You know how we’ve been having that “leave room for” conversation at this site the last couple of weeks about the Oscar race? Sarah started it with Sam Mendes’s 1917, and then there’s Queen & Slim, and of course Bombshell, and we must also leave room for Greta Gerwig’s Little Women. It comes out at Christmas. The cast is STACKED: Meryl Streep, Laura Dern, Florence Pugh, Emma Watson, and of course Saoirse Ronan and Timothee Chalamet as Jo and Laurie. As I’ve said before, I can’t wait for the inevitable meltdown when people who haven’t read the book or seen the 1994 version go in cold and find out that Jo and Laurie don’t end up together. Because of the characters, of course, but also because of the actors who play them – Saoirse and Timmy are an Internet Couple, not a real couple, never a real couple, but two people many desperately want to be a couple. The shipping is real. 

The shippers have a LOT to savour then in the new issue of Entertainment Weekly. They are adorable together in the interview, having now worked together three times, which means, in a way, they’ve also grown up together. So this is like reading chemistry, if chemistry can be read, and no, not sexual chemistry, and not even, necessarily, sibling chemistry, and best friend chemistry doesn’t quite capture it either. These are people who understand each other through their work and in their work, they have to be vulnerable and raw in a way that is personal but that ultimately doesn’t “belong” to them, since they’re not being themselves in those moments. It’s a very specific dance among actors, which is what makes acting such a romantically strange art-form. And it’s exactly the kind of connection that you need for Jo and Laurie – that’s why we hurt that they don’t end up together but also why we don’t fight it. Because what they have is so right that to have them fall in love, conventionally, like it’s a fairy tale, would undermine their bond. This paragraph in the EW piece nails it:

“[Saoirse and Timothee] They’re modeling a new brand of movie stardom — pursuing projects with a point of view, adamantly being themselves in the public eye, subverting gender norms. Their androgynous fashion performance here reflects their wardrobe shake-ups in Little Women: Gerwig and Oscar-winning costumer Jacqueline Durran (Anna Karenina) had the two actors swapping clothes throughout filming, to reinforce the masculine-feminine fluidity between Jo and Laurie. “They are two halves,” as Pascal puts it. “These are really bold characters that are really different than you’ve seen them before.”

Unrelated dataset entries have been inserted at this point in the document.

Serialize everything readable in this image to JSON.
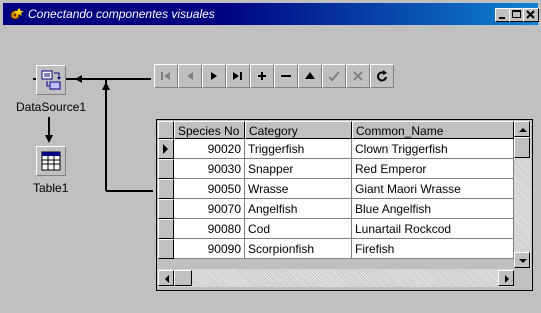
{
  "window": {
    "title": "Conectando componentes visuales",
    "minimize_icon": "minimize-icon",
    "maximize_icon": "maximize-icon",
    "close_icon": "close-icon"
  },
  "components": {
    "datasource": {
      "label": "DataSource1",
      "icon": "datasource-icon"
    },
    "table": {
      "label": "Table1",
      "icon": "table-icon"
    }
  },
  "navigator": {
    "buttons": [
      {
        "name": "first",
        "icon": "first-record-icon",
        "enabled": false
      },
      {
        "name": "prior",
        "icon": "prior-record-icon",
        "enabled": false
      },
      {
        "name": "next",
        "icon": "next-record-icon",
        "enabled": true
      },
      {
        "name": "last",
        "icon": "last-record-icon",
        "enabled": true
      },
      {
        "name": "insert",
        "icon": "insert-record-icon",
        "enabled": true
      },
      {
        "name": "delete",
        "icon": "delete-record-icon",
        "enabled": true
      },
      {
        "name": "edit",
        "icon": "edit-record-icon",
        "enabled": true
      },
      {
        "name": "post",
        "icon": "post-record-icon",
        "enabled": false
      },
      {
        "name": "cancel",
        "icon": "cancel-record-icon",
        "enabled": false
      },
      {
        "name": "refresh",
        "icon": "refresh-icon",
        "enabled": true
      }
    ]
  },
  "grid": {
    "columns": [
      "Species No",
      "Category",
      "Common_Name"
    ],
    "rows": [
      {
        "species_no": "90020",
        "category": "Triggerfish",
        "common_name": "Clown Triggerfish"
      },
      {
        "species_no": "90030",
        "category": "Snapper",
        "common_name": "Red Emperor"
      },
      {
        "species_no": "90050",
        "category": "Wrasse",
        "common_name": "Giant Maori Wrasse"
      },
      {
        "species_no": "90070",
        "category": "Angelfish",
        "common_name": "Blue Angelfish"
      },
      {
        "species_no": "90080",
        "category": "Cod",
        "common_name": "Lunartail Rockcod"
      },
      {
        "species_no": "90090",
        "category": "Scorpionfish",
        "common_name": "Firefish"
      }
    ],
    "current_row": 0
  },
  "colors": {
    "titlebar_start": "#000080",
    "titlebar_end": "#1084d0",
    "face": "#c0c0c0",
    "disabled": "#808080"
  }
}
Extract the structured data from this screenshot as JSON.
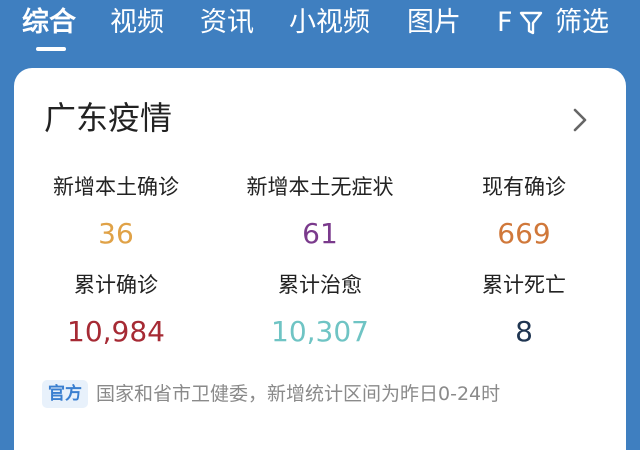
{
  "tabs": [
    {
      "label": "综合",
      "active": true
    },
    {
      "label": "视频",
      "active": false
    },
    {
      "label": "资讯",
      "active": false
    },
    {
      "label": "小视频",
      "active": false
    },
    {
      "label": "图片",
      "active": false
    },
    {
      "label": "F",
      "active": false
    },
    {
      "label": "筛选",
      "active": false
    }
  ],
  "card": {
    "title": "广东疫情",
    "stats": [
      {
        "label": "新增本土确诊",
        "value": "36",
        "color": "#e0a247"
      },
      {
        "label": "新增本土无症状",
        "value": "61",
        "color": "#7a3a8c"
      },
      {
        "label": "现有确诊",
        "value": "669",
        "color": "#d0783a"
      },
      {
        "label": "累计确诊",
        "value": "10,984",
        "color": "#a62a34"
      },
      {
        "label": "累计治愈",
        "value": "10,307",
        "color": "#6fc4c4"
      },
      {
        "label": "累计死亡",
        "value": "8",
        "color": "#1f3551"
      }
    ],
    "source_badge": "官方",
    "source_text": "国家和省市卫健委，新增统计区间为昨日0-24时"
  },
  "colors": {
    "header_bg": "#3f7fc0",
    "badge_bg": "#e8f1fb",
    "badge_text": "#3a7fd0"
  }
}
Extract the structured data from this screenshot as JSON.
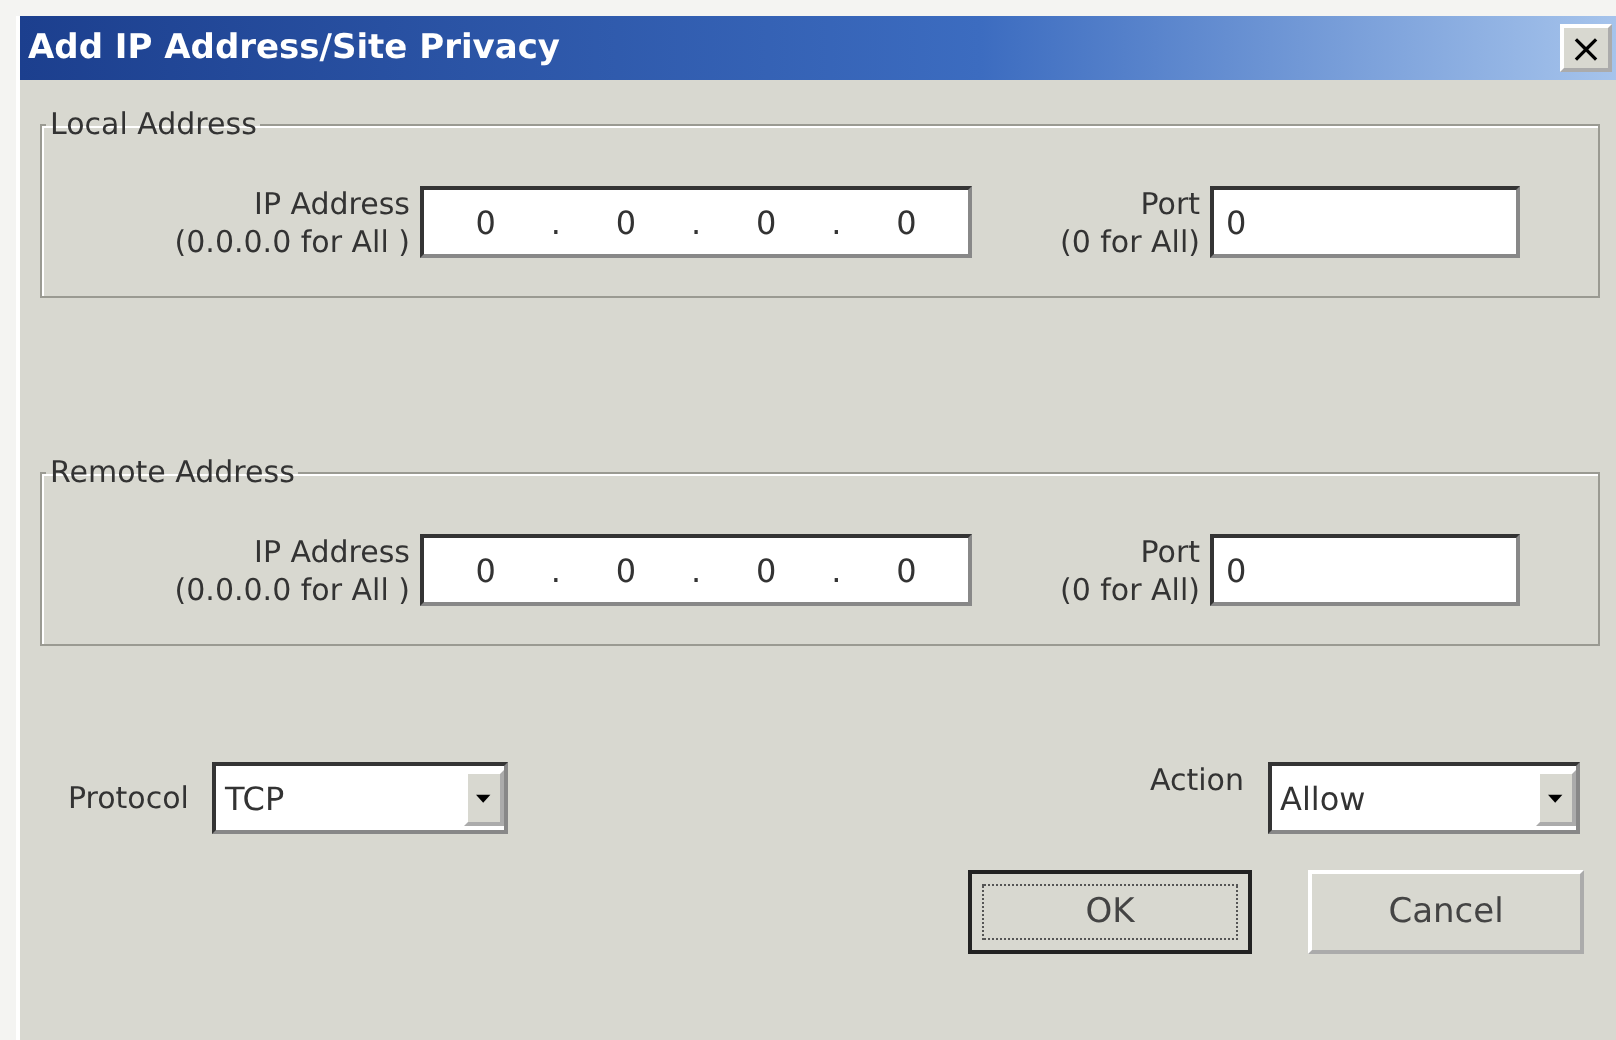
{
  "window": {
    "title": "Add IP Address/Site Privacy",
    "close": "×"
  },
  "groups": [
    {
      "title": "Local Address",
      "ip_label": "IP Address",
      "ip_hint": "(0.0.0.0 for All )",
      "octets": [
        "0",
        "0",
        "0",
        "0"
      ],
      "separators": [
        ".",
        ".",
        "."
      ],
      "port_label": "Port",
      "port_hint": "(0 for All)",
      "port": "0"
    },
    {
      "title": "Remote Address",
      "ip_label": "IP Address",
      "ip_hint": "(0.0.0.0 for All )",
      "octets": [
        "0",
        "0",
        "0",
        "0"
      ],
      "separators": [
        ".",
        ".",
        "."
      ],
      "port_label": "Port",
      "port_hint": "(0 for All)",
      "port": "0"
    }
  ],
  "protocol": {
    "label": "Protocol",
    "value": "TCP"
  },
  "action": {
    "label": "Action",
    "value": "Allow"
  },
  "buttons": [
    {
      "label": "OK",
      "focused": true
    },
    {
      "label": "Cancel",
      "focused": false
    }
  ]
}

But God there’s a lot going on in that paragraph, non? It’s both their characters and themselves, how in character they navigate their relationship with themselves and then each other and how in real life, they’re navigating the peculiar identity shift from adolescence to adulthood through the lens of the fame factor that can distort and claim identity in ways beyond their control. So far, they’ve handled it beautifully. 


That said…this isn’t the only love story happening here. The love story that’s equally as intense is the one between Saoirse and Greta Gerwig. Here’s how Saoirse describes working with Greta: 

“The two of us, it’s a relationship I have with no other director,” Ronan continues. “She makes me feel like I can try anything.” 

Isn’t that what you would say about a life partner? Reminds me of the lyrics in Kacey Musgraves’s song “Butterflies”:

Now you're lifting me up, instead of holding me down
Stealing my heart instead of stealing my crown
Untangled all the strings round my wings that were tied 

Kacey’s singing about a “lover”, in the traditional sense, but this is how Saoirse talks about her partnership with her director, Greta. It started with Lady Bird. It continues with Little Women. And I feel like there will be more. In the same way that Michael B Jordan and Ryan Coogler continue to find work together. And before that Martin Scorsese and Robert De Niro and Leonardo DiCaprio. These are muse-director relationships…although none of these are the closest comparison I would make to Saoirse and Greta. 

For that, what comes to mind for me are Kirsten Dunst and Sofia Coppola, maybe because I just re-watched Marie Antoinette the other night. At the time of its release, it wasn’t necessarily all that well received, and it is uneven for sure, but it didn’t deserve the dismissal it got when it first came out, and now that it’s been almost 15 years, and perspectives have shifted, you can understand why it became a cult favourite and what Sofia was trying to do with this story. Reading about Greta’s vision for Little Women reminded me so much of Sofia’s ambition for Marie Antoinette – from the connection between Jo and Laurie, mirrored in the trust and companionship between Marie Antoinette and King Louis, to Marie’s time, both frivolous and serious, with her best friends, which is also what we have in Little Women with the March sisters. 

Muse-director relationships are revered in Hollywood…when it’s men. But here are two examples of the female muse-director relationship that have given us some of our most memorable, beloved movies. (I mean, sure, we haven’t seen Little Women yet but people already lost their minds over the trailer, chances are the film will deliver.) Hopefully they’ll be considered with equal gravitas. 



A post shared by Entertainment Weekly (@entertainmentweekly) on


A post shared by Entertainment Weekly (@entertainmentweekly) on

Click here to read the full EW article on Saoirse Ronan, Timothee Chalamet, and Little Women.